3. Validated learning
Building a startup is like laying the groundwork to ensure a long-term sustainable business as they help you test ideas, determine viability, identify flaws, and come up with creative solutions.
By doing so, you are able to scientifically examine your startup and make changes based on validated data. This then helps you minimize risk and increase the chances of success.
4. Innovation accounting
Metrics such as ROI, revenue, and market share are great for established businesses, but they aren’t of much use to a young startup because they don’t represent potential, only results.
There is where innovation accounting comes in. It’s a procedure to quantify, track, and communicate the growth in innovation and the state of R&D in your startup.
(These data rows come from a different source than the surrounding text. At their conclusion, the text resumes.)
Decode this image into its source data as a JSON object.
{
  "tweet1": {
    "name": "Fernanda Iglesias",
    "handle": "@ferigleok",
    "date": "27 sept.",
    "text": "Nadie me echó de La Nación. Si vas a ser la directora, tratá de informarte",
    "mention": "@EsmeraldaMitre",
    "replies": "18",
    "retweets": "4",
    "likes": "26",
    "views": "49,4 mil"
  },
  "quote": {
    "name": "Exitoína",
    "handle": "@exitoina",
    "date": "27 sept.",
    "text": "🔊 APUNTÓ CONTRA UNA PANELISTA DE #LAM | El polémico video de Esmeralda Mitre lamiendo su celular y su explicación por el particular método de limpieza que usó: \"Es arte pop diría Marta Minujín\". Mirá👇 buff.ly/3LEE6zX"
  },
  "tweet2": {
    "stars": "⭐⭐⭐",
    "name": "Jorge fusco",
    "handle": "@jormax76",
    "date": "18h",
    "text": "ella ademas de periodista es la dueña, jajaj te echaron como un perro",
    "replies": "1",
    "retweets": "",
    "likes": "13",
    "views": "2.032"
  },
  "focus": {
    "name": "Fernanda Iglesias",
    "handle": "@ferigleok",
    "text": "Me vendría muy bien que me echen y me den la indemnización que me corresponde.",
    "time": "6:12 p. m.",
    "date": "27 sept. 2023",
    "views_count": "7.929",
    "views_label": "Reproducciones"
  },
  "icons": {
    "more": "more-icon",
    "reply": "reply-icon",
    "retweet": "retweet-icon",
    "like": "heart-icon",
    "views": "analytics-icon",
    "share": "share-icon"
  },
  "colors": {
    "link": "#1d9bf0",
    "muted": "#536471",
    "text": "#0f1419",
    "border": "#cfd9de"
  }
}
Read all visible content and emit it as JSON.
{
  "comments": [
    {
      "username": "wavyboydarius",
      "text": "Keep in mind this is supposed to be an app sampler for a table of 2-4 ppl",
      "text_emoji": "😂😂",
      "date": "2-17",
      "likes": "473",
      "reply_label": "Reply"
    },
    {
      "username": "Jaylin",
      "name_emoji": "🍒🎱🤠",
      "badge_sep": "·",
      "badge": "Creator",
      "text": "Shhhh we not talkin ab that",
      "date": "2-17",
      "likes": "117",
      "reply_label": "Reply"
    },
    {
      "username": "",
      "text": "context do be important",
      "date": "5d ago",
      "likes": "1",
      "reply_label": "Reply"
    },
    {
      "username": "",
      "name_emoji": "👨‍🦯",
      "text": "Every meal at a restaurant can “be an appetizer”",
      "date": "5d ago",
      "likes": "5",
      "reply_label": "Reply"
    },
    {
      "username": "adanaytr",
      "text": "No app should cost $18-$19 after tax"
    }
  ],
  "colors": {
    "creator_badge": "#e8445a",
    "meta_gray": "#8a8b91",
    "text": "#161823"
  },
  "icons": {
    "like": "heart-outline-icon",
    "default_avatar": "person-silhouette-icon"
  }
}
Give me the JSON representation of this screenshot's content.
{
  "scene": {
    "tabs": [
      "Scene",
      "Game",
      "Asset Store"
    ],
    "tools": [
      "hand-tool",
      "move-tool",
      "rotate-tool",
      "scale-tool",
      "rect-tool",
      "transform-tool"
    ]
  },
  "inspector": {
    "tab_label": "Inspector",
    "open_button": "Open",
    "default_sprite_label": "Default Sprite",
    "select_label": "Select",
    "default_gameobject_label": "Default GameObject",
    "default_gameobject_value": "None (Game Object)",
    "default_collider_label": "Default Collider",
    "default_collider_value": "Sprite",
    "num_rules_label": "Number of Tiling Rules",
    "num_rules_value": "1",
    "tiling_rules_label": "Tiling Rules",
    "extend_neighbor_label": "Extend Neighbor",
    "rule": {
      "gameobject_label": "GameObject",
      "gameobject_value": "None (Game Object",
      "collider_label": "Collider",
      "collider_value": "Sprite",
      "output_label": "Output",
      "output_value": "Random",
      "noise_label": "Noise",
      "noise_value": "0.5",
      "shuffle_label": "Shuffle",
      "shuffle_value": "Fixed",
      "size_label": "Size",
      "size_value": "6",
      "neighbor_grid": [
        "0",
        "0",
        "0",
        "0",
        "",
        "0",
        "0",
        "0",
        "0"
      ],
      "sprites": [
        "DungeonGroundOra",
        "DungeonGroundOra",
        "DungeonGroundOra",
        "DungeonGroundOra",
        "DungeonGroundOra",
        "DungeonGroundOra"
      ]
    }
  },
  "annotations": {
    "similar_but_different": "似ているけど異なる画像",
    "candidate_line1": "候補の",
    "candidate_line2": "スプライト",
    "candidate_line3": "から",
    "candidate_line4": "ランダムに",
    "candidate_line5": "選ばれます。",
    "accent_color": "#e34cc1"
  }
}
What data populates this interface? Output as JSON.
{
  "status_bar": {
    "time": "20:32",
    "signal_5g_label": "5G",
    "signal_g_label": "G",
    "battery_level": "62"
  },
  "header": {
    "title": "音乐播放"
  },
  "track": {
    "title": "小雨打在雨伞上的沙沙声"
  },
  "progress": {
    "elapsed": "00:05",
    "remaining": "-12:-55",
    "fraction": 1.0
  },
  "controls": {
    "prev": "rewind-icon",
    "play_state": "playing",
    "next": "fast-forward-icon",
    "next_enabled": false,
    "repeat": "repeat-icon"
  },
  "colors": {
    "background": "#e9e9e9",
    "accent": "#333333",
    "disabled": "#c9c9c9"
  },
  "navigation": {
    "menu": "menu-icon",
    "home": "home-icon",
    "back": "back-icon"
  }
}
This principle is the central idea of the lean startup methodology. It describes the process of building the ideal product that aligns perfectly with your target customers’ needs. This is done by setting up a feedback loop to consistently improve your product with each iteration.
Lean Startup Stages: Learn, How does it Work?
Instead of following a standard plan, the lean startup methodology prioritizes experimenting, recording results, and implementing learnings. There are three stages in the lean startup methodology.
Stage 1: Problem-Solution Fit
When you stumble upon a brilliant business idea, the first thing to do is to check whether or not that idea is solving a problem that people have.
The lean startup methodology addresses this in the first step. It involves discovering a problem worth solving and identifying creative solutions to it.
You can determine this by interviewing customers you believe might need your solution. After multiple interviews, you learn whether the problem exists or not. If it does, you can now pitch your solution and collect their feedback.
Using the feedback from one responder, you can then improvise your pitch and present it to the next one. Once you're done with the interviews, you will have adequate data to proceed to the next stage.
Stage 2: Product-Market Fit
In this stage, you determine whether or not your product has a market. Even if the product you’re building is really innovative, it’s not of much use to you if it won’t sell. To do so, you need to make sure there is enough demand in the market for such a solution.
We do this by testing its viability via a minimum value product (MVP). An MVP is essentially a prototype tested by various early adopters and focus groups who give their opinion and feedback to help improve the product.
Product/Market fit means being in a good market with a product that can satisfy that market. — Marc Andreessen
This process helps remove defects and is repeated until you build a product that matches your ideal quality standards. Once done, the product is ready to be sold in the market. This iterative process includes five key steps:
- Build: Build your product or service
- Test: Test the product to ensure quality
- Measure: Collect data and analyze feedback
- Learn: Use the data to improve offerings
- Repeat: Start again with an improved offering
Stage 3: Scale
Once you have a business that addresses the pain points of your target customers and generates profit, the next step is to scale it. In this stage, you make small but impactful changes to your product to drive sales.
Now that your product has a proven track record, you can invest in building more units or in R&D to develop more competent versions. It involves running A/B tests to conclude which version of your product is more preferred by your target customers.
Scaling also includes setting SMART goals and milestones to identify, measure, and track your growth. It allows you to detect which aspects of your startup are growing and which aren’t.
Build a better product with the Lean Startup Methodology
Building a startup is a very taxing process, especially when you don’t know what to offer to the market. With the lean startup methodology, you can be sure to create a product that your customers will love.
Through it, you can mitigate risks, prepare for uncertainties, reduce product development duration, and increase the utility of your product.